From Wikipedia, the free encyclopedia
Jump to: navigation, search

Jorge Benach is a medical researcher at the Stony Brook University in New York state. Benach is the chair of the Department of Molecular Genetics and Microbiology. Benach's main area of research is the tick borne spirochete Borrelia burgdorferi which is the causative agent of Lyme disease.

Benach also has begun to investigate organisms that could be used as bioterrorism agents, specifically Francisella tularensis, the bacterial agent of tularemia.

Benach graduated with a PhD from Rutgers University in 1972. Benach was named to a National Advisory Allergy and Infectious Diseases Council (NIAID) in 1998 and was named a 1992 Fulbright-Hays Fellow and Exchange Professor.

Lyme Disease research[edit]

Benach was one of the early researchers in Lyme disease. Benach and Edward Bosler, Ph.D. collaborated in the dogged and dangerous work of gathering and testing ticks for disease-causing pathogens at the Mashomack Preserve on Shelter Island, off the coast of New York. Benach and Bosler later co-authored the book Lyme Disease and Related Disease Disorders, New York Academy of Sciences (September 1988).

In the fall of 1981, Benach, then at the New York State Health Department, provided NIH researcher Willy Burgdorfer with collections of I. dammini (scapularis) ticks from Shelter Island, as part of an ongoing investigation of Rocky Mounted spotted fever on Long Island. It was in the midgut of two of those ticks that Burgdorfer, looking for RMSF rickettsiae, noticed the “poorly stained, rather long, irregularly coiled spirochetes” that he realized might be the cause of the erythema chronicum migrans rash of Lyme disease. Benach subsequently supplied Burgdorfer with more field-collected ticks from Shelter Island, along with sera from clinically diagnosed patients with Lyme disease. The collaborative effort enabled Burgdorfer to confirm his suspicions about the new spirochete.[1]

Benach and pathology colleague Marc Golightly developed the critical laboratory test to detect the presence of antibodies to Borrelia burgdorferi, an ELISA test that became the original “gold standard” for Lyme diagnosis.[medical citation needed]

Benach continues to work with borrelia organisms at the Center for Infectious Diseases, Department of Molecular Genetics and Microbiology, Stony Brook University. Benach chairs the scientific and advisory board of the Tick-Borne Disease Institute of the New York State department of health and is an ad hoc committee member of the National Research Fund for Tick-Borne Diseases.

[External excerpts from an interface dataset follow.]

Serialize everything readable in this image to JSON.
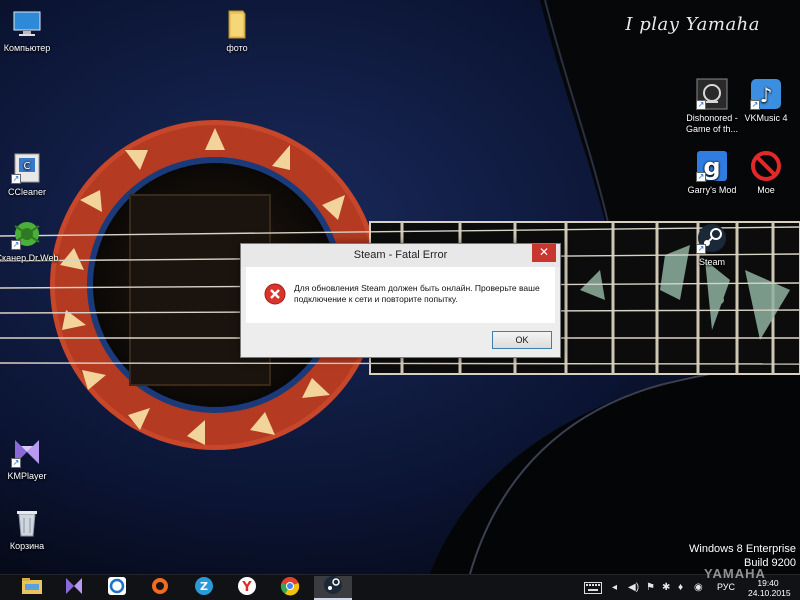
{
  "wallpaper": {
    "brand": "I play Yamaha",
    "os_edition": "Windows 8 Enterprise",
    "os_build": "Build 9200",
    "footer_mark": "YAMAHA"
  },
  "desktop_icons": {
    "computer": "Компьютер",
    "photo": "фото",
    "ccleaner": "CCleaner",
    "drweb": "Сканер Dr.Web",
    "kmplayer": "KMPlayer",
    "recycle": "Корзина",
    "dishonored": "Dishonored - Game of th...",
    "vkmusic": "VKMusic 4",
    "garrysmod": "Garry's Mod",
    "moe": "Мое",
    "steam": "Steam"
  },
  "dialog": {
    "title": "Steam - Fatal Error",
    "close": "✕",
    "message": "Для обновления Steam должен быть онлайн. Проверьте ваше подключение к сети и повторите попытку.",
    "ok": "OK"
  },
  "taskbar": {
    "language": "РУС",
    "time": "19:40",
    "date": "24.10.2015"
  },
  "colors": {
    "error_red": "#d9342b",
    "steam_blue": "#1b2838",
    "dialog_close": "#c7372f"
  }
}
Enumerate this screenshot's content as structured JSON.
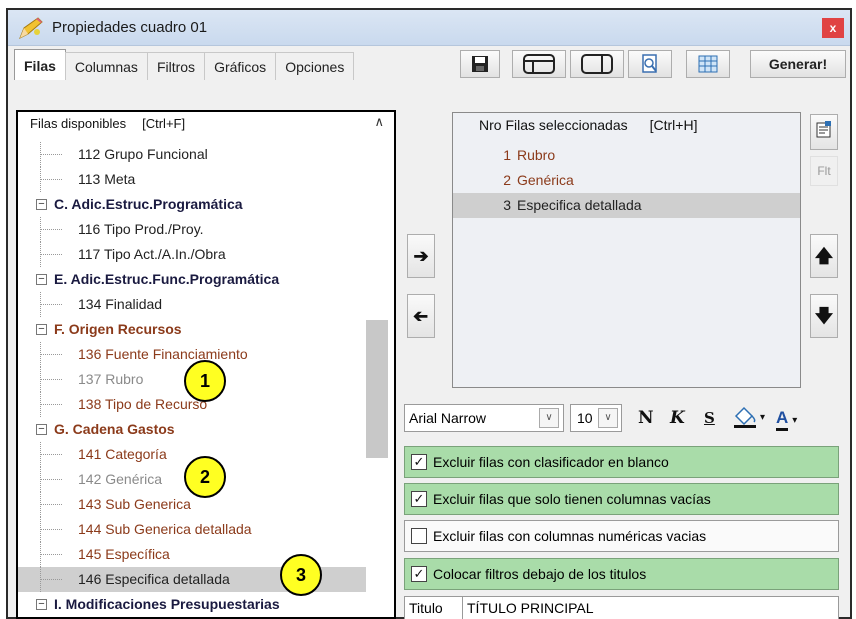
{
  "window": {
    "title": "Propiedades cuadro 01",
    "close_label": "x"
  },
  "tabs": [
    {
      "label": "Filas",
      "active": true
    },
    {
      "label": "Columnas"
    },
    {
      "label": "Filtros"
    },
    {
      "label": "Gráficos"
    },
    {
      "label": "Opciones"
    }
  ],
  "toolbar": {
    "generate_label": "Generar!"
  },
  "available": {
    "header": "Filas disponibles",
    "shortcut": "[Ctrl+F]",
    "rows": [
      {
        "text": "112 Grupo Funcional",
        "kind": "item",
        "color": "#222222"
      },
      {
        "text": "113 Meta",
        "kind": "item",
        "color": "#222222"
      },
      {
        "text": "C. Adic.Estruc.Programática",
        "kind": "category",
        "color": "#1a1a40"
      },
      {
        "text": "116 Tipo Prod./Proy.",
        "kind": "item",
        "color": "#222222"
      },
      {
        "text": "117 Tipo Act./A.In./Obra",
        "kind": "item",
        "color": "#222222"
      },
      {
        "text": "E. Adic.Estruc.Func.Programática",
        "kind": "category",
        "color": "#1a1a40"
      },
      {
        "text": "134 Finalidad",
        "kind": "item",
        "color": "#222222"
      },
      {
        "text": "F. Origen Recursos",
        "kind": "category",
        "color": "#8b3a1a"
      },
      {
        "text": "136 Fuente Financiamiento",
        "kind": "item",
        "color": "#8b3a1a"
      },
      {
        "text": "137 Rubro",
        "kind": "item",
        "color": "#8a8a8a"
      },
      {
        "text": "138 Tipo de Recurso",
        "kind": "item",
        "color": "#8b3a1a"
      },
      {
        "text": "G. Cadena Gastos",
        "kind": "category",
        "color": "#8b3a1a"
      },
      {
        "text": "141 Categoría",
        "kind": "item",
        "color": "#8b3a1a"
      },
      {
        "text": "142 Genérica",
        "kind": "item",
        "color": "#8a8a8a"
      },
      {
        "text": "143 Sub Generica",
        "kind": "item",
        "color": "#8b3a1a"
      },
      {
        "text": "144 Sub Generica detallada",
        "kind": "item",
        "color": "#8b3a1a"
      },
      {
        "text": "145 Específica",
        "kind": "item",
        "color": "#8b3a1a"
      },
      {
        "text": "146 Especifica detallada",
        "kind": "item",
        "color": "#222222",
        "selected": true
      },
      {
        "text": "I. Modificaciones Presupuestarias",
        "kind": "category",
        "color": "#1a1a40"
      }
    ]
  },
  "markers": [
    "1",
    "2",
    "3"
  ],
  "selected": {
    "num_header": "Nro",
    "header": "Filas seleccionadas",
    "shortcut": "[Ctrl+H]",
    "rows": [
      {
        "num": "1",
        "label": "Rubro",
        "color": "#8b3a1a"
      },
      {
        "num": "2",
        "label": "Genérica",
        "color": "#8b3a1a"
      },
      {
        "num": "3",
        "label": "Especifica detallada",
        "color": "#222222",
        "selected": true
      }
    ]
  },
  "side_buttons": {
    "flt_label": "Flt"
  },
  "format": {
    "font": "Arial Narrow",
    "size": "10",
    "bold_label": "N",
    "italic_label": "K",
    "strike_label": "S",
    "font_color_label": "A"
  },
  "options": [
    {
      "label": "Excluir filas con clasificador en blanco",
      "checked": true
    },
    {
      "label": "Excluir filas que solo tienen columnas vacías",
      "checked": true
    },
    {
      "label": "Excluir filas con columnas numéricas vacias",
      "checked": false
    },
    {
      "label": "Colocar filtros debajo de los titulos",
      "checked": true
    }
  ],
  "titulo": {
    "label": "Titulo",
    "value": "TÍTULO PRINCIPAL"
  }
}
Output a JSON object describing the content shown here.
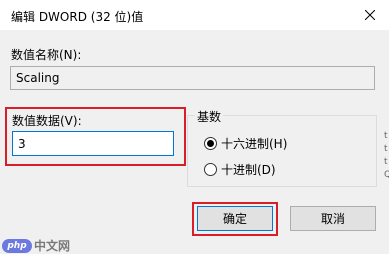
{
  "window": {
    "title": "编辑 DWORD (32 位)值",
    "close_icon": "close-icon"
  },
  "name_field": {
    "label": "数值名称(N):",
    "value": "Scaling"
  },
  "data_field": {
    "label": "数值数据(V):",
    "value": "3"
  },
  "base_group": {
    "title": "基数",
    "options": [
      {
        "label": "十六进制(H)",
        "checked": true
      },
      {
        "label": "十进制(D)",
        "checked": false
      }
    ]
  },
  "buttons": {
    "ok_label": "确定",
    "cancel_label": "取消"
  },
  "watermark": {
    "logo_text": "php",
    "text": "中文网"
  },
  "edge_text": [
    "t",
    "t",
    "t",
    "Q"
  ],
  "colors": {
    "highlight": "#d81e28",
    "focus_border": "#0078d7",
    "dialog_bg": "#f0f0f0"
  }
}
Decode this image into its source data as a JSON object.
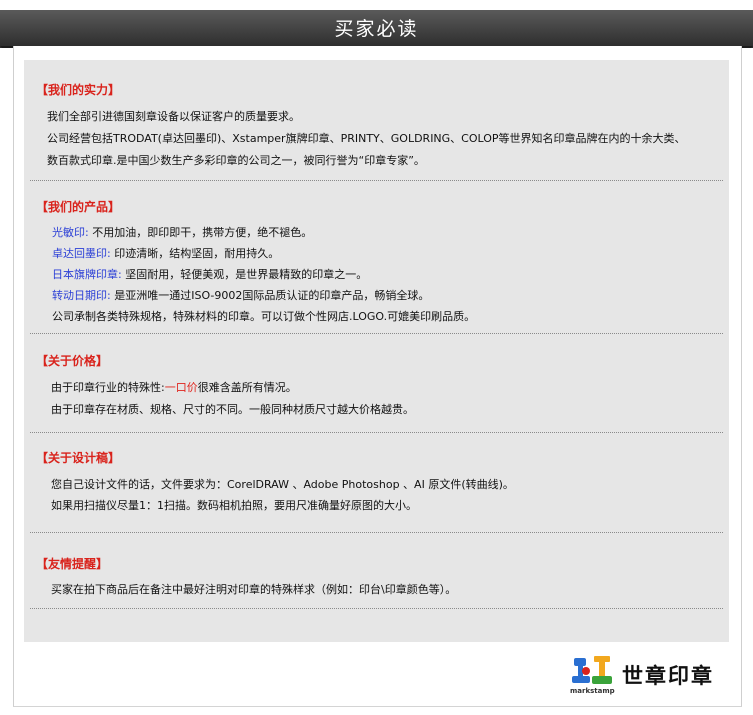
{
  "header": {
    "title": "买家必读"
  },
  "sections": {
    "strength": {
      "title": "【我们的实力】",
      "lines": [
        "我们全部引进德国刻章设备以保证客户的质量要求。",
        "公司经营包括TRODAT(卓达回墨印)、Xstamper旗牌印章、PRINTY、GOLDRING、COLOP等世界知名印章品牌在内的十余大类、",
        "数百款式印章.是中国少数生产多彩印章的公司之一，被同行誉为“印章专家”。"
      ]
    },
    "products": {
      "title": "【我们的产品】",
      "items": [
        {
          "name": "光敏印:",
          "desc": "不用加油，即印即干，携带方便，绝不褪色。"
        },
        {
          "name": "卓达回墨印:",
          "desc": "印迹清晰，结构坚固，耐用持久。"
        },
        {
          "name": "日本旗牌印章:",
          "desc": "坚固耐用，轻便美观，是世界最精致的印章之一。"
        },
        {
          "name": "转动日期印:",
          "desc": "是亚洲唯一通过ISO-9002国际品质认证的印章产品，畅销全球。"
        }
      ],
      "note": "公司承制各类特殊规格，特殊材料的印章。可以订做个性网店.LOGO.可媲美印刷品质。"
    },
    "price": {
      "title": "【关于价格】",
      "line1_pre": "由于印章行业的特殊性:",
      "line1_highlight": "一口价",
      "line1_post": "很难含盖所有情况。",
      "line2": "由于印章存在材质、规格、尺寸的不同。一般同种材质尺寸越大价格越贵。"
    },
    "design": {
      "title": "【关于设计稿】",
      "lines": [
        "您自己设计文件的话，文件要求为：CorelDRAW 、Adobe Photoshop 、AI 原文件(转曲线)。",
        "如果用扫描仪尽量1：1扫描。数码相机拍照，要用尺准确量好原图的大小。"
      ]
    },
    "reminder": {
      "title": "【友情提醒】",
      "line": "买家在拍下商品后在备注中最好注明对印章的特殊样求（例如：印台\\印章颜色等）。"
    }
  },
  "logo": {
    "text": "世章印章",
    "sub": "markstamp"
  },
  "colors": {
    "header_bg": "#3f3f3f",
    "title_red": "#d9231c",
    "link_blue": "#2b3fd6",
    "panel_bg": "#e6e6e6"
  },
  "icons": {
    "logo": "stamp-logo-icon"
  }
}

See also[edit]

References[edit]

  1. ^ Burgdorfer, W (1984). "Discovery of the Lyme disease spirochete and its relation to tick vectors.". The Yale journal of biology and medicine. 57 (4): 515–20. PMC 2590008Freely accessible. PMID 6516454. 

External links[edit]